    HeartofAmerica

    All wonderful authors but here’s the interesting thing…his professors all share that these “writers” are not true historians and as such should not be receiving the attention and fame that they do. I’m not kidding. · 9 minutes ago

    This is not surprising.  The egos involved in academia will always insure that the only people who learn are those who strive to do so in spite of their “educators.”

    Wasn’t it Mark Twain who said “I have never let my schooling interfere with my education”?

  15. Amy Schley

    He should definitely read this blog … 100 Reasons Not To Go To Graduate School.

    The short version … grad school is a hell that prepares you for nothing but the hell of part-time temp work unless you are connected and the best of the best, while saddling you with enormous debt, stealing a decade or more of your life, and making any kind of family life difficult to impossible.

    For this type of character the academic life may become, after a certain point, a virulent poison. Men without marked originality or native force, but fond of truth and especially of books and study, ambitious of reward and recognition, poor often, and needing a degree to get a teaching position… 

    We of the university faculties are responsible for deliberately creating this new class of American social failures, and heavy is the responsibility. They come at a time when failure can no longer be repaired easily and when the wounds it leaves are permanent…

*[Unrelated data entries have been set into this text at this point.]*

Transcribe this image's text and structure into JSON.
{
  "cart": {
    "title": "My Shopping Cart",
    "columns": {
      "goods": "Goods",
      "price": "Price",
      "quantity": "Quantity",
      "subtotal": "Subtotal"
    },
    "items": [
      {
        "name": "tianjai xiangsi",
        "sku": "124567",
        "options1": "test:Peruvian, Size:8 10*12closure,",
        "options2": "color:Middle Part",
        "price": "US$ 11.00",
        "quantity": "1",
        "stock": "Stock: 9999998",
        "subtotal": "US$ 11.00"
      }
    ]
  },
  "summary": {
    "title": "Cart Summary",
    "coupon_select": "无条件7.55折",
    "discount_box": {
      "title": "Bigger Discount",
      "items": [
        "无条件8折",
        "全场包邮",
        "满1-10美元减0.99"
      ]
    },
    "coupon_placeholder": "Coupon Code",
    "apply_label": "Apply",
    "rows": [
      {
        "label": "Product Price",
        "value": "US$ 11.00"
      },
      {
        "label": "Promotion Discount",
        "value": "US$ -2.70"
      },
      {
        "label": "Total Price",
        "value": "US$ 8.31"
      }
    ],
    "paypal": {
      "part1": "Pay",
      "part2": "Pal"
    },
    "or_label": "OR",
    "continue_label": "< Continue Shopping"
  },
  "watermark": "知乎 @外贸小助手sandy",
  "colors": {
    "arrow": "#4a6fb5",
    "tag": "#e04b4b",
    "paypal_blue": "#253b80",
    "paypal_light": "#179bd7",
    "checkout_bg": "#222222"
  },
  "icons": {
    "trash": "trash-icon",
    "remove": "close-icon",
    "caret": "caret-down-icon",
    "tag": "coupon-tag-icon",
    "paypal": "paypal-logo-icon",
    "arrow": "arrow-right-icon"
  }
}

    The more widespread becomes the popular belief that our diplomas are indispensable hall-marks to show the sterling metal of their holders, the more widespread these corruptions will become…

    – William James, Harvard University, 1903

  16. Bill Walsh

    Well, if he really really really wants to be a historian, and he’s really really really good at it, go for it, of course. Otherwise, rethink or make sure to have a Plan B at the ready. Because the market for historians—outside of a few niche specialties like Islamic history—is shrinking, often drastically, not just because of faddish prejudices within the profession (like that against military history among professors of a certain age), while history departments continue to crank out more Ph.D.s than there are available jobs by a pretty wide margin.

    And—especially if you think that higher education is an unsustainable bubble—consider things might get dramatically worse before they get better. It’s pretty scary for those of us much of the way down that career path.

    This blog covers the profession—particularly in terms of the market for Ph.D.s and what they can do with the degree—in great detail. It’s a good starting point for anyone, though not for the faint of heart:

    In the Service of Clio

  17. OSweet

    He could jump ship and, linking up with a few experts in the field, start a Khan-Academy-style online DIY university for military history.

    How cool would that be.

  18. RushBabe49

    I’d say he should investigate the University of Cambridge in England.  All your original sources, right there.

  19. Lance Robinson

    Your son’s story is not uncommon. You have my sympathies. Too often, teaching at the college level is more about the personal and political gratification of the professors than about the education of the students, and totally divorced from any real connection to the real world. The military academies offer some opportunity, as well as the military professional schools/war colleges. Students would probably appreciate him, as they tend to have a pretty good BS filter for what is important and useful as opposed to what is puffery and fluff that is only to be absorbed temporarily for regurgitation and then flushing. Best wishes to him.

  20. HeartofAmerica

    He will finish his master’s in 2014. After that, I have no idea. But he has talked about choosing a university based upon having the ability to study history “on his own terms” (as he put it).

    He is quite the entrepreneur, so I like the idea of him starting his own educational website and selling services to like-minded individuals who want to study, learn and not be bombarded with agendas and egos.

Want to comment on stories like these? Become a member today!

You'll have access to:

  • All Ricochet articles, posts and podcasts.
  • The conversation amongst our members.
  • The opportunity share your Ricochet experiences.

Join Today!

Already a Member? Sign In